After opening the concert with Rossini's lively overture to "La Cenerentola," conductor Peter Jaffe led the symphony through Copland's iconic Western-sounding music, drawing out quotations of cowboy songs and other musical traits that sound so obviously American today.

While composers such as Copland could still turn to soaring melodies for good effect, rhythm stands as perhaps the 20th century's most noticeable contribution to classical music. In addition to using an unusual time signature in the presentation of the "Mexican Dance" section, Copland's scoring of the climactic "Gun Battle" section of the suite relies heavily on a battery of percussion instruments to drive the story.

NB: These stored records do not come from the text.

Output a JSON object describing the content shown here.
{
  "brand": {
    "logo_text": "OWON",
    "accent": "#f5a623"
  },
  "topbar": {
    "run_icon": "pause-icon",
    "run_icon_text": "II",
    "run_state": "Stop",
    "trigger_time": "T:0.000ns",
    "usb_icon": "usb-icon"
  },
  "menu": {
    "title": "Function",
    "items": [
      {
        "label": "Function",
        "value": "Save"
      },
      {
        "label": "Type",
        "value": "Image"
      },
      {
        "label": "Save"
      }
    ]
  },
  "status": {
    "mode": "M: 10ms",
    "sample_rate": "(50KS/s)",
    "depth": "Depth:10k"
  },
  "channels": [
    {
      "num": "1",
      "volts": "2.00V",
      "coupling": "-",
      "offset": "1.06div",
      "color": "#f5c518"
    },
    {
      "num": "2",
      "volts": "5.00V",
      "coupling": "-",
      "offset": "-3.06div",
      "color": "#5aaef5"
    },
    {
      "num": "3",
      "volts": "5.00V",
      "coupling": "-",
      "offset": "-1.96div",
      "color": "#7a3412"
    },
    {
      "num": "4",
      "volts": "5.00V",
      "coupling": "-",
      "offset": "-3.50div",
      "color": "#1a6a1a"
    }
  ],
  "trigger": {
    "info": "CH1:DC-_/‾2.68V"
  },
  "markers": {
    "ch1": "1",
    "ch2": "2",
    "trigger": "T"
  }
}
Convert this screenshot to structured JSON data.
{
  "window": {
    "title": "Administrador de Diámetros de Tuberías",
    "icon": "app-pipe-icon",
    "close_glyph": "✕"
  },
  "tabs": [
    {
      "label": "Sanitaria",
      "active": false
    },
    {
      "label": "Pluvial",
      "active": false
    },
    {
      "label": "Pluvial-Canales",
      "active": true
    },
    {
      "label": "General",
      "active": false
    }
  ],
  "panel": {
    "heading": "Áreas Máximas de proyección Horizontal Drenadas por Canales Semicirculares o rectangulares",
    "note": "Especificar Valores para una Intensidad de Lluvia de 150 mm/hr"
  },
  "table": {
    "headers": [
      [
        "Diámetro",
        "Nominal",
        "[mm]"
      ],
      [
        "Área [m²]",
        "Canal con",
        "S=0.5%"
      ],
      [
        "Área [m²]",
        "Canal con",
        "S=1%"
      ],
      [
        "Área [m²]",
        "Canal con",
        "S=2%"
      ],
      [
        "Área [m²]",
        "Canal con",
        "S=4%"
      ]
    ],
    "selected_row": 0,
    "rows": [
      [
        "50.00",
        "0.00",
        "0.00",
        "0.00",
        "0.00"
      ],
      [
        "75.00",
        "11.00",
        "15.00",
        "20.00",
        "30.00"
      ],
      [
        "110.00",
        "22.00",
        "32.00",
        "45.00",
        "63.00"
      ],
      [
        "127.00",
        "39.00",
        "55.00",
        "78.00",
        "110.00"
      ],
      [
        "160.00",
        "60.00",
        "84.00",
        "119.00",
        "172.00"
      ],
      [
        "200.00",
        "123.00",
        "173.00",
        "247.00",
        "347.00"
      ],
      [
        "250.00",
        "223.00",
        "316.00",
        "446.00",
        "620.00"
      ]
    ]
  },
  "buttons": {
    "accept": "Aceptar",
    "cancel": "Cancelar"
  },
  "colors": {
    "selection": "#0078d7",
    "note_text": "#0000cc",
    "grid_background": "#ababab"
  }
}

Led by Bob Stover, the symphony's percussionists were clearly up to the task of Copland's complicated scoring, as the performers deftly staged their own elaborate choreography to move among the various instruments as needed. Helped by a powerful brass section, the symphony's performance remained engaging and invigorating.

Copland depicts Billy's death at the end of the suite through the elegiac use of the string section alone. Warmly played by the orchestra, Copland's music has the unexpected task of humanizing Billy and encouraging sympathy for the dead outlaw.

Presenting a very different aesthetic was the symphony's performance of Brahms' Violin Concerto in D major.Soloist Jennifer Koh played the piece with an impressive sense of the work's human character. Though it is firmly entrenched as an icon of 19th century Romantic classical music, Koh ably kept things from turning into a stodgy rehash.

As the soloist burst in on the orchestra's opening music, playing an insistent passage of double-stopped chords, Koh felt every note. She thrust her entire body into every movement of the bow and dramatically took command of the soloist's role. A lengthy cadenza at the end of the first movement also allowed her to demonstrate an impressive level of skill and finesse… Koh nailed the notes that truly count, particularly in the piece's second movement and the thick triple-stopped chords of the third movement, all combining to power the monumental work to a satisfying conclusion.